--- DATA TO EXAMINE Enclosed Below ---
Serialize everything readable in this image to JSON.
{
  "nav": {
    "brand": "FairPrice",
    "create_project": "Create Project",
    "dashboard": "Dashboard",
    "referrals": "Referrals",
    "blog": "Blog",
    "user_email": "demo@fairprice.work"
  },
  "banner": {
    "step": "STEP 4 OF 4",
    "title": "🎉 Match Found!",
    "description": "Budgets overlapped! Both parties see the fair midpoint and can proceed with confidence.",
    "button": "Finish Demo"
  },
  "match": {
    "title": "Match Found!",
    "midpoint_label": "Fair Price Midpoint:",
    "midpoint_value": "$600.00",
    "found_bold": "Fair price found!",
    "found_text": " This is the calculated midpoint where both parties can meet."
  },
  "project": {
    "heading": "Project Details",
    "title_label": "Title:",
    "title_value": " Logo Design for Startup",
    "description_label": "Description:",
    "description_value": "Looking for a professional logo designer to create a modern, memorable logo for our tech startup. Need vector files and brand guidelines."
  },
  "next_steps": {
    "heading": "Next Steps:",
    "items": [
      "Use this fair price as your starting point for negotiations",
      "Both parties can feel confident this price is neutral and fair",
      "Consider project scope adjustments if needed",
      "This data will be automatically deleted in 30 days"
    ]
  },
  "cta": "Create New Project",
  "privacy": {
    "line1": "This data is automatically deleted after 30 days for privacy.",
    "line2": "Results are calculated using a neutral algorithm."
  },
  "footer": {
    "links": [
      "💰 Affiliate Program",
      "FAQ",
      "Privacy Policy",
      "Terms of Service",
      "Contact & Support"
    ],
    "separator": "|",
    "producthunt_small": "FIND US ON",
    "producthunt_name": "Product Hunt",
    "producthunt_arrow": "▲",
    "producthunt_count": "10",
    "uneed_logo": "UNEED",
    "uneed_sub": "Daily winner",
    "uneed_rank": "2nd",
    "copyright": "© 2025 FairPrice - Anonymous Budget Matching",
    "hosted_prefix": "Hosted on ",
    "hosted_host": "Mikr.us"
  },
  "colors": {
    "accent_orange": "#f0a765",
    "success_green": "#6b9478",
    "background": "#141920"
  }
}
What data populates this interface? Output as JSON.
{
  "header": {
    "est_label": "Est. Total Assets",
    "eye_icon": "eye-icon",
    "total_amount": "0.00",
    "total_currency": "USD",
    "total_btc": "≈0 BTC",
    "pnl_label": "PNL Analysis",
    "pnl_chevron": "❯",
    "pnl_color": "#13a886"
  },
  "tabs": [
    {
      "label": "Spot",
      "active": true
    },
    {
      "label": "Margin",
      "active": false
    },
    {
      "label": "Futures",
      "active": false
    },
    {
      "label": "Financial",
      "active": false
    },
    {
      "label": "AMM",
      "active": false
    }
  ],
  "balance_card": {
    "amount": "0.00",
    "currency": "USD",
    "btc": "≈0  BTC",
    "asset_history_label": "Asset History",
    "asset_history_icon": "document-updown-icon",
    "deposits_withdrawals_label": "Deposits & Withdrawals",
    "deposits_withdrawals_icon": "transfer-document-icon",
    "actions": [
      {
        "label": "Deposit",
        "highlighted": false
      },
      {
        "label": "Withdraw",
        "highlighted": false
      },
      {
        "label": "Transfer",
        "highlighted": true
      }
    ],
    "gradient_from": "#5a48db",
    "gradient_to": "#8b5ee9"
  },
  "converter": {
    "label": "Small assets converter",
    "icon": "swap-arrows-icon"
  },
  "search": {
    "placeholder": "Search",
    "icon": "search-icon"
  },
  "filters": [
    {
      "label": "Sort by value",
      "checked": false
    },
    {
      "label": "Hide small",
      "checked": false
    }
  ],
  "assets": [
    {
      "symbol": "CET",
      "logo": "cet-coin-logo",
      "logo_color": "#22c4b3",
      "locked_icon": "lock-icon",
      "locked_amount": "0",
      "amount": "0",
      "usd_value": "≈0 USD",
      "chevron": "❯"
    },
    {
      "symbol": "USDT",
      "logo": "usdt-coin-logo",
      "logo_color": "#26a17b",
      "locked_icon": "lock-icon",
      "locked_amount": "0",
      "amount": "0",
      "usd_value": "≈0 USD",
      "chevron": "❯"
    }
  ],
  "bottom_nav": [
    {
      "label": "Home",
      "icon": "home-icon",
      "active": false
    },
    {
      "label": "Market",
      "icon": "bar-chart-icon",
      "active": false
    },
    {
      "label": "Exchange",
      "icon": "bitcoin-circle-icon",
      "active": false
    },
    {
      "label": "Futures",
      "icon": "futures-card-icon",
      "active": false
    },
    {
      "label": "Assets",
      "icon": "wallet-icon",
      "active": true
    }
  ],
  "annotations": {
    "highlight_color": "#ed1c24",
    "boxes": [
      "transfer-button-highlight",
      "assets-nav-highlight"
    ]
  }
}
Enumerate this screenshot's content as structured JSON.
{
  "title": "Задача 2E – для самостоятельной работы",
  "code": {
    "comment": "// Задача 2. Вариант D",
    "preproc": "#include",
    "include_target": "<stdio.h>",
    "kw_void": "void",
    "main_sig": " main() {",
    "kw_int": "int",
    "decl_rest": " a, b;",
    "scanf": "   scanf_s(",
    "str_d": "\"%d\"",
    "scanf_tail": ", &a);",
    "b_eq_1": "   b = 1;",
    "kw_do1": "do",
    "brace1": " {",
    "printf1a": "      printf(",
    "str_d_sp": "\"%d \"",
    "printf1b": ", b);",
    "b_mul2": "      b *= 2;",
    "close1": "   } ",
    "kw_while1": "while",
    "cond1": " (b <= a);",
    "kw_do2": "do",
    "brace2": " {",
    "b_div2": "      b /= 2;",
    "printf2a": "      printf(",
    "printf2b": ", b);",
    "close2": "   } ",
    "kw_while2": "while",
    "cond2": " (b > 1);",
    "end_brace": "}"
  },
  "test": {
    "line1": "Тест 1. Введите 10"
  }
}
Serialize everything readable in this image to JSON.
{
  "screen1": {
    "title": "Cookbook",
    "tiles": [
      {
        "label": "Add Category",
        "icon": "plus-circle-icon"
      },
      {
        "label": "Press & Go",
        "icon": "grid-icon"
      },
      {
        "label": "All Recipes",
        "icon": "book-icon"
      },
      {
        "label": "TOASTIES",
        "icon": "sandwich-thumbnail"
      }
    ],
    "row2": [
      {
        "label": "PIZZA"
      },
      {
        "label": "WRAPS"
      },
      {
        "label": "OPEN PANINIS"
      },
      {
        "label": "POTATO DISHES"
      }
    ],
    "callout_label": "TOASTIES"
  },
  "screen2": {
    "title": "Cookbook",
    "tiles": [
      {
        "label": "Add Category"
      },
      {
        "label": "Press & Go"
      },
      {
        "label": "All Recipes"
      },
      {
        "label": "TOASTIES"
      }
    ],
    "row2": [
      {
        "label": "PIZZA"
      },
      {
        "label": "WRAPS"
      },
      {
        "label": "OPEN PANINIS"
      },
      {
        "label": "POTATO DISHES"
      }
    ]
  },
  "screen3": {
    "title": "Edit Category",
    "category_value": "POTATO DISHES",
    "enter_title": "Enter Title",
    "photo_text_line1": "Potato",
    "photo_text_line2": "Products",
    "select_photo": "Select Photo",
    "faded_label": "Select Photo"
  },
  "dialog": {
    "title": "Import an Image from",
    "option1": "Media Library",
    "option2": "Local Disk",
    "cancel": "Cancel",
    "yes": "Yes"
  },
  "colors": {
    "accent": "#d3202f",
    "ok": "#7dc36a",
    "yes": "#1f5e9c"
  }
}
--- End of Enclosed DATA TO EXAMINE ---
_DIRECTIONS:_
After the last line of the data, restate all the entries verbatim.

_COMPLETED TASK:_
Serialize everything readable in this image to JSON.
{
  "nav": {
    "brand": "FairPrice",
    "create_project": "Create Project",
    "dashboard": "Dashboard",
    "referrals": "Referrals",
    "blog": "Blog",
    "user_email": "demo@fairprice.work"
  },
  "banner": {
    "step": "STEP 4 OF 4",
    "title": "🎉 Match Found!",
    "description": "Budgets overlapped! Both parties see the fair midpoint and can proceed with confidence.",
    "button": "Finish Demo"
  },
  "match": {
    "title": "Match Found!",
    "midpoint_label": "Fair Price Midpoint:",
    "midpoint_value": "$600.00",
    "found_bold": "Fair price found!",
    "found_text": " This is the calculated midpoint where both parties can meet."
  },
  "project": {
    "heading": "Project Details",
    "title_label": "Title:",
    "title_value": " Logo Design for Startup",
    "description_label": "Description:",
    "description_value": "Looking for a professional logo designer to create a modern, memorable logo for our tech startup. Need vector files and brand guidelines."
  },
  "next_steps": {
    "heading": "Next Steps:",
    "items": [
      "Use this fair price as your starting point for negotiations",
      "Both parties can feel confident this price is neutral and fair",
      "Consider project scope adjustments if needed",
      "This data will be automatically deleted in 30 days"
    ]
  },
  "cta": "Create New Project",
  "privacy": {
    "line1": "This data is automatically deleted after 30 days for privacy.",
    "line2": "Results are calculated using a neutral algorithm."
  },
  "footer": {
    "links": [
      "💰 Affiliate Program",
      "FAQ",
      "Privacy Policy",
      "Terms of Service",
      "Contact & Support"
    ],
    "separator": "|",
    "producthunt_small": "FIND US ON",
    "producthunt_name": "Product Hunt",
    "producthunt_arrow": "▲",
    "producthunt_count": "10",
    "uneed_logo": "UNEED",
    "uneed_sub": "Daily winner",
    "uneed_rank": "2nd",
    "copyright": "© 2025 FairPrice - Anonymous Budget Matching",
    "hosted_prefix": "Hosted on ",
    "hosted_host": "Mikr.us"
  },
  "colors": {
    "accent_orange": "#f0a765",
    "success_green": "#6b9478",
    "background": "#141920"
  }
}
What data populates this interface? Output as JSON.
{
  "header": {
    "est_label": "Est. Total Assets",
    "eye_icon": "eye-icon",
    "total_amount": "0.00",
    "total_currency": "USD",
    "total_btc": "≈0 BTC",
    "pnl_label": "PNL Analysis",
    "pnl_chevron": "❯",
    "pnl_color": "#13a886"
  },
  "tabs": [
    {
      "label": "Spot",
      "active": true
    },
    {
      "label": "Margin",
      "active": false
    },
    {
      "label": "Futures",
      "active": false
    },
    {
      "label": "Financial",
      "active": false
    },
    {
      "label": "AMM",
      "active": false
    }
  ],
  "balance_card": {
    "amount": "0.00",
    "currency": "USD",
    "btc": "≈0  BTC",
    "asset_history_label": "Asset History",
    "asset_history_icon": "document-updown-icon",
    "deposits_withdrawals_label": "Deposits & Withdrawals",
    "deposits_withdrawals_icon": "transfer-document-icon",
    "actions": [
      {
        "label": "Deposit",
        "highlighted": false
      },
      {
        "label": "Withdraw",
        "highlighted": false
      },
      {
        "label": "Transfer",
        "highlighted": true
      }
    ],
    "gradient_from": "#5a48db",
    "gradient_to": "#8b5ee9"
  },
  "converter": {
    "label": "Small assets converter",
    "icon": "swap-arrows-icon"
  },
  "search": {
    "placeholder": "Search",
    "icon": "search-icon"
  },
  "filters": [
    {
      "label": "Sort by value",
      "checked": false
    },
    {
      "label": "Hide small",
      "checked": false
    }
  ],
  "assets": [
    {
      "symbol": "CET",
      "logo": "cet-coin-logo",
      "logo_color": "#22c4b3",
      "locked_icon": "lock-icon",
      "locked_amount": "0",
      "amount": "0",
      "usd_value": "≈0 USD",
      "chevron": "❯"
    },
    {
      "symbol": "USDT",
      "logo": "usdt-coin-logo",
      "logo_color": "#26a17b",
      "locked_icon": "lock-icon",
      "locked_amount": "0",
      "amount": "0",
      "usd_value": "≈0 USD",
      "chevron": "❯"
    }
  ],
  "bottom_nav": [
    {
      "label": "Home",
      "icon": "home-icon",
      "active": false
    },
    {
      "label": "Market",
      "icon": "bar-chart-icon",
      "active": false
    },
    {
      "label": "Exchange",
      "icon": "bitcoin-circle-icon",
      "active": false
    },
    {
      "label": "Futures",
      "icon": "futures-card-icon",
      "active": false
    },
    {
      "label": "Assets",
      "icon": "wallet-icon",
      "active": true
    }
  ],
  "annotations": {
    "highlight_color": "#ed1c24",
    "boxes": [
      "transfer-button-highlight",
      "assets-nav-highlight"
    ]
  }
}
Enumerate this screenshot's content as structured JSON.
{
  "title": "Задача 2E – для самостоятельной работы",
  "code": {
    "comment": "// Задача 2. Вариант D",
    "preproc": "#include",
    "include_target": "<stdio.h>",
    "kw_void": "void",
    "main_sig": " main() {",
    "kw_int": "int",
    "decl_rest": " a, b;",
    "scanf": "   scanf_s(",
    "str_d": "\"%d\"",
    "scanf_tail": ", &a);",
    "b_eq_1": "   b = 1;",
    "kw_do1": "do",
    "brace1": " {",
    "printf1a": "      printf(",
    "str_d_sp": "\"%d \"",
    "printf1b": ", b);",
    "b_mul2": "      b *= 2;",
    "close1": "   } ",
    "kw_while1": "while",
    "cond1": " (b <= a);",
    "kw_do2": "do",
    "brace2": " {",
    "b_div2": "      b /= 2;",
    "printf2a": "      printf(",
    "printf2b": ", b);",
    "close2": "   } ",
    "kw_while2": "while",
    "cond2": " (b > 1);",
    "end_brace": "}"
  },
  "test": {
    "line1": "Тест 1. Введите 10"
  }
}
Serialize everything readable in this image to JSON.
{
  "screen1": {
    "title": "Cookbook",
    "tiles": [
      {
        "label": "Add Category",
        "icon": "plus-circle-icon"
      },
      {
        "label": "Press & Go",
        "icon": "grid-icon"
      },
      {
        "label": "All Recipes",
        "icon": "book-icon"
      },
      {
        "label": "TOASTIES",
        "icon": "sandwich-thumbnail"
      }
    ],
    "row2": [
      {
        "label": "PIZZA"
      },
      {
        "label": "WRAPS"
      },
      {
        "label": "OPEN PANINIS"
      },
      {
        "label": "POTATO DISHES"
      }
    ],
    "callout_label": "TOASTIES"
  },
  "screen2": {
    "title": "Cookbook",
    "tiles": [
      {
        "label": "Add Category"
      },
      {
        "label": "Press & Go"
      },
      {
        "label": "All Recipes"
      },
      {
        "label": "TOASTIES"
      }
    ],
    "row2": [
      {
        "label": "PIZZA"
      },
      {
        "label": "WRAPS"
      },
      {
        "label": "OPEN PANINIS"
      },
      {
        "label": "POTATO DISHES"
      }
    ]
  },
  "screen3": {
    "title": "Edit Category",
    "category_value": "POTATO DISHES",
    "enter_title": "Enter Title",
    "photo_text_line1": "Potato",
    "photo_text_line2": "Products",
    "select_photo": "Select Photo",
    "faded_label": "Select Photo"
  },
  "dialog": {
    "title": "Import an Image from",
    "option1": "Media Library",
    "option2": "Local Disk",
    "cancel": "Cancel",
    "yes": "Yes"
  },
  "colors": {
    "accent": "#d3202f",
    "ok": "#7dc36a",
    "yes": "#1f5e9c"
  }
}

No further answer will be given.